One might further imagine that in the future other nerds like Berners-Lee will create “Virtual Reality” or “Virtual Worlds” where bodies can be effortlessly reshaped including making breasts as small or as large as one can imagine. What do you think of the cosmetic surgery industry and the shapes of avatars? Is Lindsey’s surgery the invention of “confidence for women?” Or the manufacturing of a “porn aesthetic” as a standard for women to live up to? Does it make women more complete human beings or objects to be consumed? Jump down to the comments section and chime in!
* as far as I Rez has been able to determine, and as surprising as it seems, apparently nobody has a record of the exact date of Lindsey’s surgery. It is interesting to see how many sites on the web repeat the same phrase “Spring of 1962.” A few sources cite “March 1962,” and R. Trentham Roberts’ impressive site The 60’s at 50 has the best information I Rez has found. Working with Dr. Michael Middleton, a radiologist with the UC San Diego School of Medicine, Roberts has pinned the surgery to the range of dates between 14 and 21 March 1962.

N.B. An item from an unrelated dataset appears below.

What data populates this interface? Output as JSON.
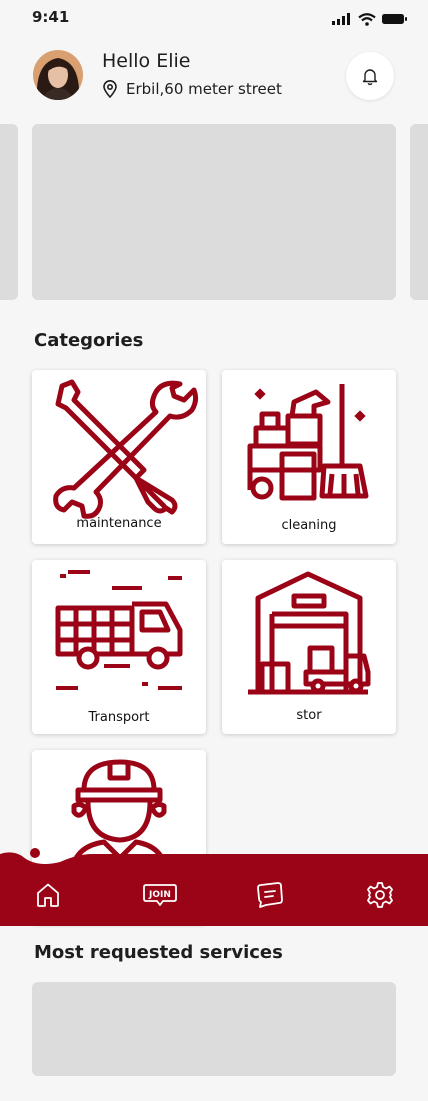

Given this window and the lack of an exact date, I Rez has chosen to imagine the surgery as taking place today, Friday 16 March 1962, as today is also the date of the 1st launch of the Titan-2 missile, capable of delivering a 9-megaton nuclear warhead to a target 9,000 miles away at a cost of US$3.16 million per launch (1969 dollars) Houston: big oil, big money, big rockets, big breasts.